5 Tips: What You Should Know About Complementary Health Approaches for BPH
Benign prostatic hyperplasia—also called BPH—is a condition in which the prostate gland is enlarged but not cancerous. It’s the most common prostate problem for men over 50. As the prostate enlarges, it presses against and pinches the urethra (the tube that takes urine away from the bladder). This can cause symptoms such as a frequent and urgent need to urinate, especially at night, or trouble starting to urinate.
Treatment options for BPH generally include lifestyle changes, medications, minimally invasive procedures, or surgery.
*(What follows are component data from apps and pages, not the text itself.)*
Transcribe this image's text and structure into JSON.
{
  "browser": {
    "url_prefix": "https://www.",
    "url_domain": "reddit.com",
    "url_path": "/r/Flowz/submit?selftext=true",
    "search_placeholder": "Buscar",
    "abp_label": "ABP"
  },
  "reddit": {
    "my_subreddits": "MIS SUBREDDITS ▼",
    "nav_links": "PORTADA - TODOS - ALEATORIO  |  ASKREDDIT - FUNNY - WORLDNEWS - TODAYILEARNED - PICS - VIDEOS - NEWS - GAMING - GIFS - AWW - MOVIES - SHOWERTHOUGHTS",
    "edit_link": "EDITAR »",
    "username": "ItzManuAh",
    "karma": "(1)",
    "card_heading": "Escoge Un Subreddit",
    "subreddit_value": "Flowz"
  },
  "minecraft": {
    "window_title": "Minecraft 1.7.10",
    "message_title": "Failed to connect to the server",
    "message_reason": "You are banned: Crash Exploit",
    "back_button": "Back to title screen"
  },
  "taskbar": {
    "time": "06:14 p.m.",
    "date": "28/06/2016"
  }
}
Several dietary supplements and other complementary health approaches have also been studied for BPH. If you’re considering a complementary health approach for BPH symptoms, here are 5 things you should know:
Several studies have suggested that the herb saw palmetto (Serenoa repens) may have modest benefits for urinary symptoms associated with BPH, and some recent evidence suggests its benefits might be comparable to those of one type of drug therapy. However, in other studies, saw palmetto was no more effective than a placebo (an inactive substance), even when given at higher-than-usual doses.
There is some limited evidence that Urtica dioica (stinging nettle), alone or in combination with saw palmetto, and Pygeum africanum (African plum tree) may improve some symptoms of BPH.
There isn’t sufficient evidence to support the use of lycopene for the prevention or treatment of BPH.
There’s limited evidence that acupuncture may have short-term benefits for BPH symptoms, but longer and more rigorous studies are needed before definite conclusions can be drawn.
Take charge of your health—talk with your health care providers about any complementary health approaches you use. Together, you can make shared, well-informed decisions.